So you’d think that Prosecco would go the same way, and that people outside Italy would stop using the term. After all, it is a PDO – a protected regional name. And the Aussie producers are clearly benefitting from the massive commercial success of Prosecco, riding on the coat tails of others. As Max points out, in the UK sales grew in just over a decade from 1 million to 60 million bottles. In volume terms, that’s almost double what Champagne sells in the UK.
But the story is more nuanced than that, and the Australians have a strong case. When the grape came to Australia, its name was Prosecco. Its origin was Italy, but no one owns the names of grape varieties. Aware of this, in 2009 the Italian’s were shrewd enough to change the name of the grape (which can’t be protected) to Glera, leaving them free to get a PDO for Prosecco, which is now a style of wine from a particular place (which can be protected). Along with this, the Italians have expanded the borders of what was previously Prosecco in answer to growing global demand.

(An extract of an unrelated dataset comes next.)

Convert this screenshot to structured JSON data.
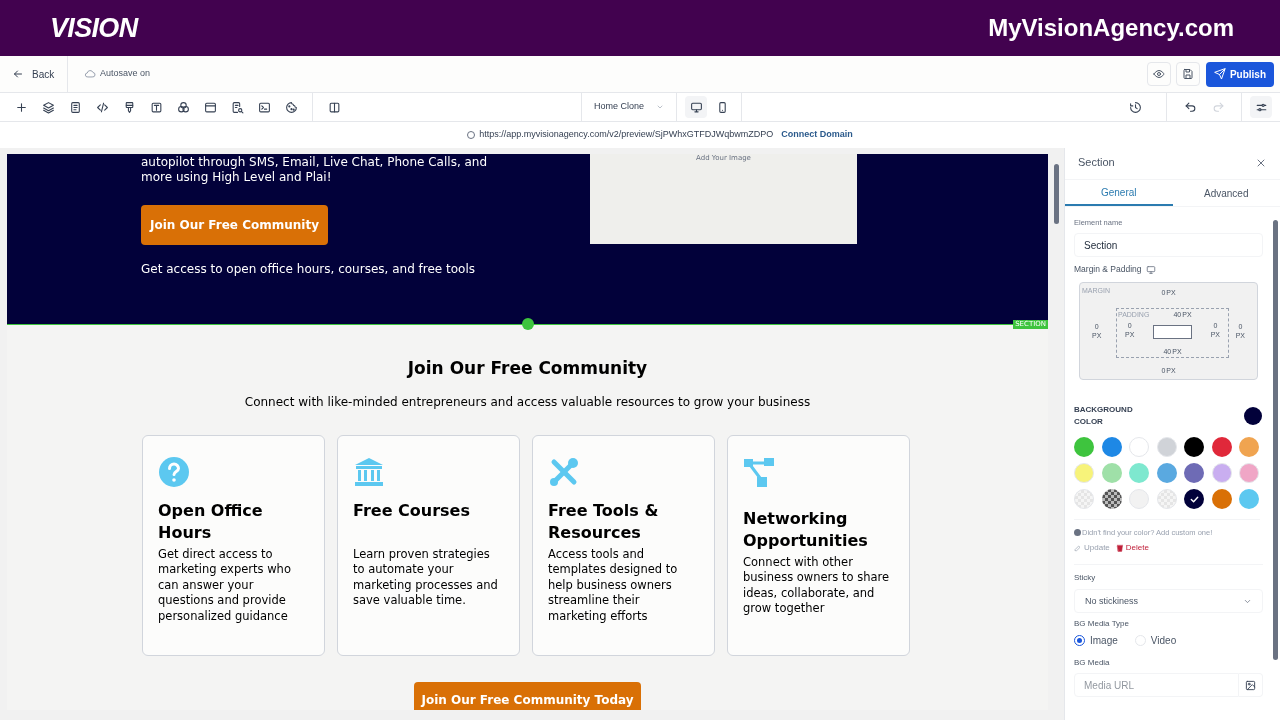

But who says the Australians have to follow suit and change the name of Prosecco to Glera? Can any one country unilaterally change a grape variety’s name? The Australians have a point here: why should they follow suit? And doesn’t that leave them free to continue to use the name Prosecco on their labels?
It’s a tough one, and I can see both sides. Legally, the Australians are in the right. The Italians have pulled a fast one on them, trying to be protectionist. But at the same time, you could argue that the spirit of the law resides on the Italians’ side. Just because something is legal doesn’t make it right. It’s the Italians who have built this very successful regional brand, Prosecco, which just happens to have the name of a local grape variety on the label. For other countries to plant this variety and then use it on their labels feels a bit like passing off: they are benefitting from someone else’s hard work.
Is there a solution? I think the best compromise would be to allow the Australians to use the name Prosecco within Australia, but not to allow them to export bottles labelled this way. They may have a good legal case, but the spirit of the law lies with the Italians who have cleverly built this powerful regional brand.
Another solution might be to allow everyone to grow and make Prosecco, but require them to append the country of origin to the name. So Australian Prosecco is fine, as long as it is clear that it is from Australia. The more the merrier! It could help to ignite even more interest in Prosecco, and the Italians would also benefit from this as the ‘original’ Prosecco.
- some thoughts on Prosecco
- An interesting article by Nik Darlington on the topic
3 thoughts on “Prosecco Wars: should the Aussies be able to use the name?”
I sort of feel that the morally correct thing would also be for Italian prosecco producers to be required to state prominently on their labels for wine sold in Australia that it is made with the Glera grape. In other words, if they seek a monopoly over the PDO word, they should have to take reasonable steps to unscramble it from the grape variety to pave the way for others to market with reference to the grape variety.
… and it occurs to me that if I am going to the effort of commenting, I ought also say that I very much enjoy your writing. Keep up the good work!
And of course, to most wine shoppers, ‘Prosecco’ simply means ‘sparkling wine which doesn’t cost as much as Champagne and which most people will happily drink’. So its origin is much less important to the drinker than to the producer.